Saturday, August 26, 2017


THE SURPRISE is not that Heller features a piece of farm machinery - Ertl has been specialising in such for years - but that this French company has released an archetypal British tractor.

Mat Irvine: The story of the Ferguson TE20/FF30 ‘Little Grey Fergie’ is a cosmopolitan tale. It was designed and built in Britain by an Irishman, using local manufacturers around the world to make their own versions, including France. So the Heller connection is understandable.

The original tractors were painted pale grey, hence the Little Grey Fergie nickname. Heller reflects this by using the French translation, ‘Petit gris.’

What you get in the box (below). The components are moulded in 'Fergie' grey, plus vinyl tyres in black. Note there are alternative tyres provided as a front wheel option.

The immediate comparison of course - if your memory goes back that far - is with the first-ever Airfix kit, the Little Grey Fergie tractor of 1955. Its 1:20 scale was larger, but Heller has logically opted for the somewhat smaller standard 1:24 scale, albeit far more detail has been included.

Front page of the instruction leaflet (below) repeats the box photo.
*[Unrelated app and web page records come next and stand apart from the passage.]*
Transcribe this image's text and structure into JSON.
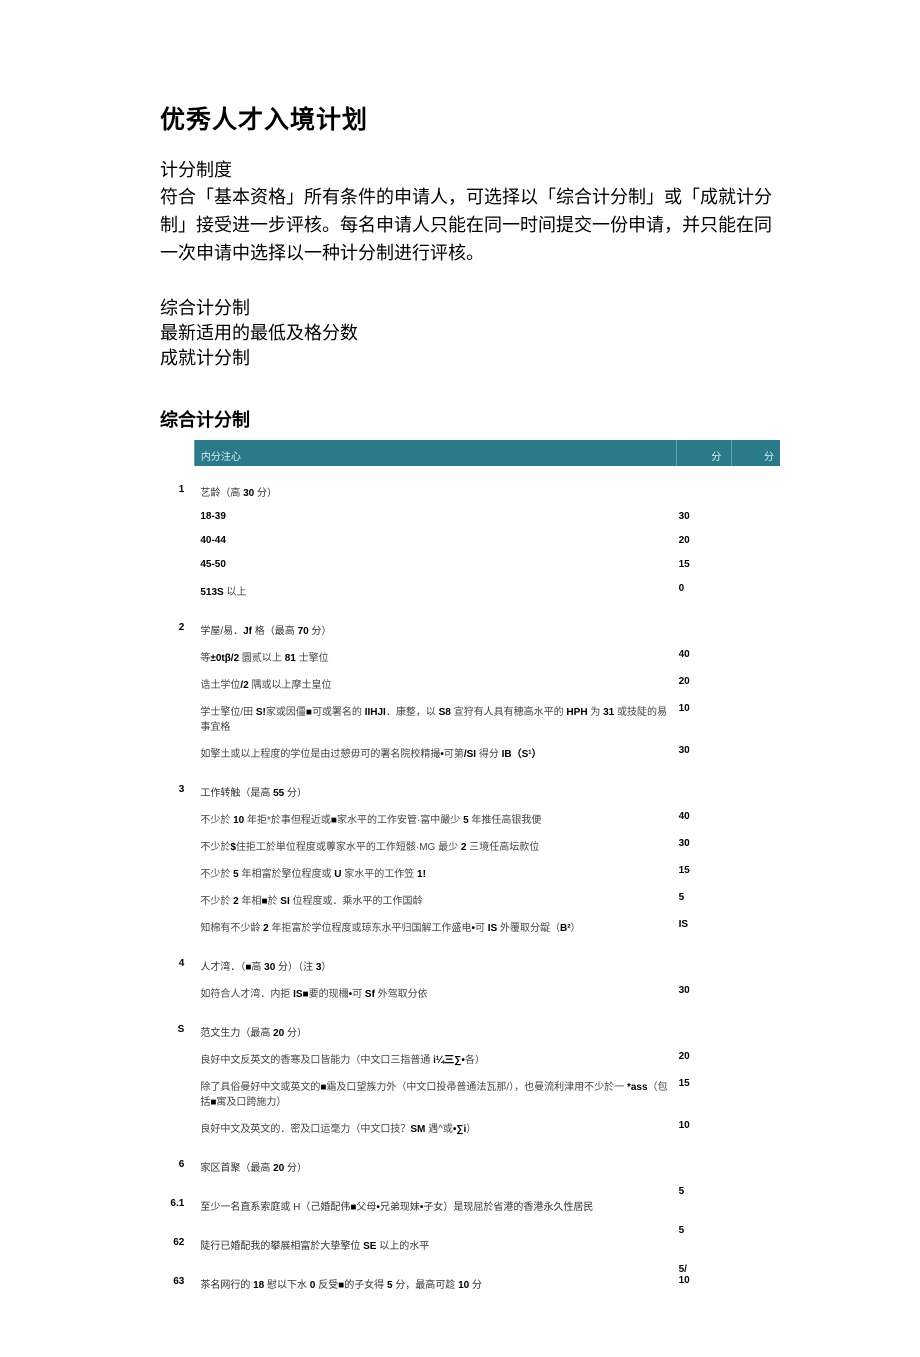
{
  "title": "优秀人才入境计划",
  "subtitle": "计分制度",
  "intro": "符合「基本资格」所有条件的申请人，可选择以「综合计分制」或「成就计分制」接受进一步评核。每名申请人只能在同一时间提交一份申请，并只能在同一次申请中选择以一种计分制进行评核。",
  "links": {
    "l1": "综合计分制",
    "l2": "最新适用的最低及格分数",
    "l3": "成就计分制"
  },
  "section_heading": "综合计分制",
  "table": {
    "header": {
      "content": "内分注心",
      "s1": "分",
      "s2": "分"
    },
    "rows": [
      {
        "num": "1",
        "content": "艺龄（高 <b>30</b> 分）",
        "score": ""
      },
      {
        "num": "",
        "content": "<b>18-39</b>",
        "score": "30"
      },
      {
        "num": "",
        "content": "<b>40-44</b>",
        "score": "20"
      },
      {
        "num": "",
        "content": "<b>45-50</b>",
        "score": "15"
      },
      {
        "num": "",
        "content": "<b>513S</b> 以上",
        "score": "0"
      },
      {
        "num": "2",
        "content": "学屋/易．<b>Jf</b> 格（最高 <b>70</b> 分）",
        "score": ""
      },
      {
        "num": "",
        "content": "等<b>±0tβ/2</b> 圜贰以上 <b>81</b> 士擎位",
        "score": "40"
      },
      {
        "num": "",
        "content": "诰土学位<b>/2</b> 隅或以上摩土皇位",
        "score": "20"
      },
      {
        "num": "",
        "content": "学士擎位/田 <b>S!</b>家或因僵<b>■</b>可或署名的 <b>IIHJI</b>．康整，以 <b>S8</b> 宣狩有人具有穂高水平的 <b>HPH</b> 为 <b>31</b> 或技陡的易事宜格",
        "score": "10"
      },
      {
        "num": "",
        "content": "如擎土或以上程度的学位是由过憩毋可的署名院校精撮<b>•</b>可第<b>/SI</b> 得分 <b>IB（S¹）</b>",
        "score": "30"
      },
      {
        "num": "3",
        "content": "工作转触（是高 <b>55</b> 分）",
        "score": ""
      },
      {
        "num": "",
        "content": "不少於 <b>10</b> 年拒*於事但程近或<b>■</b>家水平的工作安管·富中嚴少 <b>5</b> 年推任高银我便",
        "score": "40"
      },
      {
        "num": "",
        "content": "不少於<b>$</b>住拒工於単位程度或蓴家水平的工作短骸·MG 最少 <b>2</b> 三境任高坛款位",
        "score": "30"
      },
      {
        "num": "",
        "content": "不少於 <b>5</b> 年相富於擎位程度或 <b>U</b> 家水平的工作笠 <b>1!</b>",
        "score": "15"
      },
      {
        "num": "",
        "content": "不少於 <b>2</b> 年相<b>■</b>於 <b>SI</b> 位程度或．乘水平的工作国龄",
        "score": "5"
      },
      {
        "num": "",
        "content": "知棉有不少龄 <b>2</b> 年拒富於学位程度或琼东水平归国解工作盛电<b>•</b>可 <b>IS</b> 外覆取分龊（<b>B²</b>）",
        "score": "IS"
      },
      {
        "num": "4",
        "content": "人才湾．（<b>■</b>高 <b>30</b> 分）（注 <b>3</b>）",
        "score": ""
      },
      {
        "num": "",
        "content": "如符合人才湾．内拒 <b>IS■</b>要的现檷<b>•</b>可 <b>Sf</b> 外驾取分依",
        "score": "30"
      },
      {
        "num": "S",
        "content": "范文生力（最高 <b>20</b> 分）",
        "score": ""
      },
      {
        "num": "",
        "content": "良好中文反英文的香寒及口皆能力（中文口三指普通 <b>i¼三∑•</b>各）",
        "score": "20"
      },
      {
        "num": "",
        "content": "除了具俗曼好中文或英文的<b>■</b>霜及口望族力外（中文口投帚普通法瓦那/），也曼流利津用不少於一 <b>*ass</b>（包括<b>■</b>寓及口跨施力）",
        "score": "15"
      },
      {
        "num": "",
        "content": "良好中文及英文的．密及口运毫力（中文口技？<b>SM</b> 遇^或<b>•∑i</b>）",
        "score": "10"
      },
      {
        "num": "6",
        "content": "家区首聚（最高 <b>20</b> 分）",
        "score": ""
      },
      {
        "num": "6.1",
        "content": "至少一名直系索庭或 H（己婚配伟<b>■</b>父母<b>•</b>兄弟现妹<b>•</b>子女）是现屈於省港的香港永久性居民",
        "score": "5"
      },
      {
        "num": "62",
        "content": "陡行已婚配我的攀展相富於大挚擎位 <b>SE</b> 以上的水平",
        "score": "5"
      },
      {
        "num": "63",
        "content": "茶名网行的 <b>18</b> 慰以下水 <b>0</b> 反受<b>■</b>的子女得 <b>5</b> 分，最高可趁 <b>10</b> 分",
        "score": "5/10"
      }
    ]
  }
}
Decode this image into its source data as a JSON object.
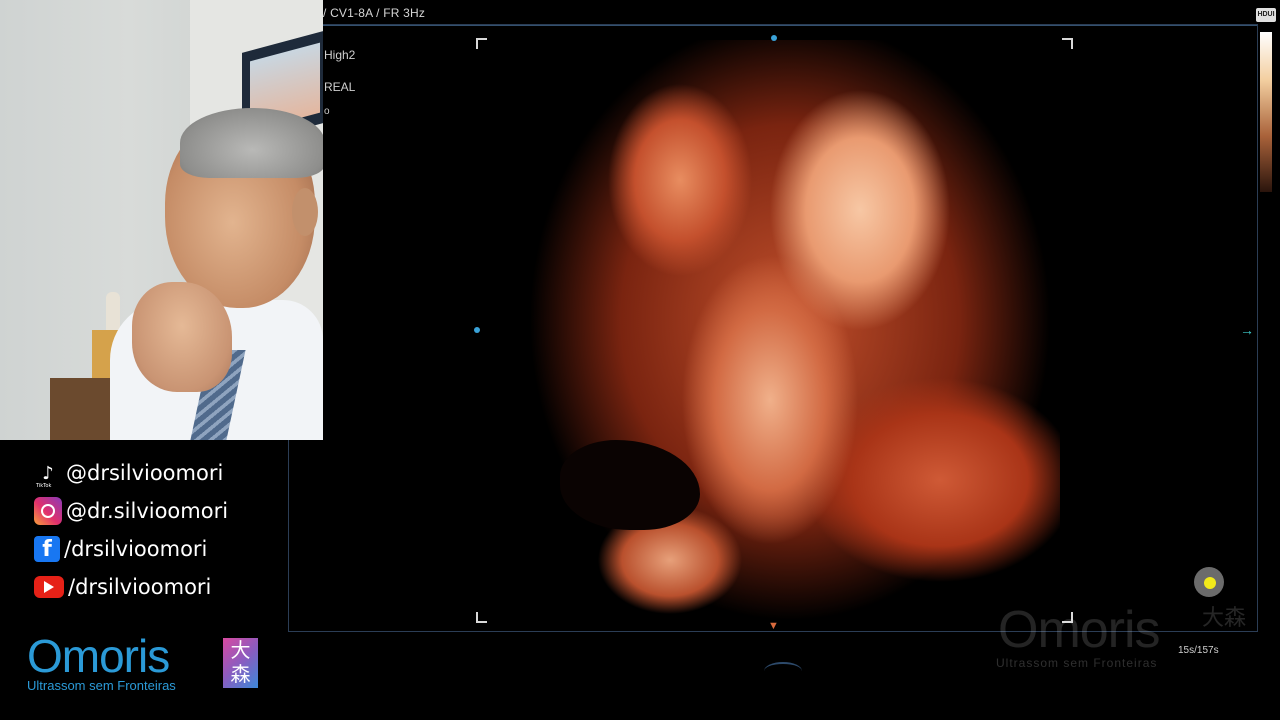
{
  "ultrasound": {
    "probe_info": "/ CV1-8A / FR 3Hz",
    "param_1": "High2",
    "param_2": "REAL",
    "param_3": "o",
    "badge": "HDUI",
    "timer": "15s/157s"
  },
  "watermark": {
    "logo": "Omoris",
    "tagline": "Ultrassom sem Fronteiras",
    "kanji": "大森"
  },
  "social": [
    {
      "platform": "TikTok",
      "icon": "tiktok-icon",
      "handle": "@drsilvioomori",
      "icon_caption": "TikTok"
    },
    {
      "platform": "Instagram",
      "icon": "instagram-icon",
      "handle": "@dr.silvioomori"
    },
    {
      "platform": "Facebook",
      "icon": "facebook-icon",
      "handle": "/drsilvioomori",
      "glyph": "f"
    },
    {
      "platform": "YouTube",
      "icon": "youtube-icon",
      "handle": "/drsilvioomori"
    }
  ],
  "brand": {
    "name": "Omoris",
    "tagline": "Ultrassom sem Fronteiras",
    "kanji_top": "大",
    "kanji_bottom": "森",
    "color": "#2b9ad7"
  },
  "colors": {
    "cursor": "#f2ea1a",
    "frame": "#2b3d55",
    "render": "#c2502c"
  }
}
Actually, the engine and transmission components do mimic the Airfix kit, as they are basically the same - a left half and a right half - but Heller has added separate rocker and transmission covers. The ancillary equipment is also composed of separate parts, such as the oil filter, starter and distributor. The original tractor was petrol-fuelled, not diesel, so you can add detail to the Heller model by wiring the engine with plug leads if you wish.

Painting instructions (below) include the two-tone FF30 version.

Some parts are extremely small and fiddly, such as the various pedals and foot rests, but the moulding is good, so you will just need care when cutting them from the runners. The wheels are intended to rotate, but the design is not as efficient as it could be, especially the way the rear wheels fit the axles: the area allowed for cement is far too small to allow the axle to rotate. But as usually applies with a static kit, rotating wheels could be considered something of a luxury. The same applies to the steering linkage and suspension, which could be made to work, but frankly, it’s not worth the effort.

The fitting of these suspension components is also where the instructions fall down slightly. The outer front axle is intended to fit right up to the end of the inner axle (section 34 and 36) but there’s not enough room to do so. Instead, the outer sections sit halfway along the inner section. And section 53 indicates a tab on the front which fits into the main bonnet. But no it doesn’t , instead needing to be cut off. Having said all that, these are relatively minor irritations which do not spoil the finished tractor.

There are two basic ways to complete the model. One is the original Little Grey Fergie which is grey virtually all over, and is termed the TE20. The French-built FF30 version had changes that included a different seat suspension and steering wheel, but is mainly distinguished by the fact that the chassis and engine are painted red, not grey. Options for either version include added headlamps, different front tyres and exhaust setups, and whether a towing hitch or towing bars should be fitted.

I finished this kit as an original TE20, using Humbrol primer. I used Testors gloss gray for the top coat, as the Humbrol equivalent was a tad too dark.    

It’s not often that you can link a star vehicle to a radio show, as most are film or TV-related. However, the Fergie is often mentioned in The Archers, a daily drama from BBC Radio 4. In the series, Tony Archer has acquired a Little Grey Fergie, even though his elder son, John, was killed in a rollover accident. when it rolled over. However, that macabre event happened nearly two decades ago, in 1998.

You could argue that it’s only a story, but as any Archers fan will tell you, it’s far more important than that!

I finished the Fergie in a suitable rural setting, Bridge Farm from The Archers radio show. The animals are from the Tamiya livestock set. They are actually 1:35 scale, but animals tend to adapt as necessary. Barrels, tools and such are from two Italeri accessory sets, military and truck accessories.
The figures are John Archer (left) who is originally Lucas from Scale Production generic figures. At right is Tony Archer, adapted from the mechanic supplied with the ICM Henry Ford set. Both figures are conveniently wearing overalls.

The obvious comparison with the Airfix kit from the 1950s (below right), usually reckoned to be 1:20 scale. Both tractors are painted the same Testors shade.

Scale stats
Heller: Ferguson ‘Petit gris’ TE20 /FF30
Scale: 1:24
Parts: 130
Assembled length: 110 mm (4.5 in)
Manufacturer’s ref: 81401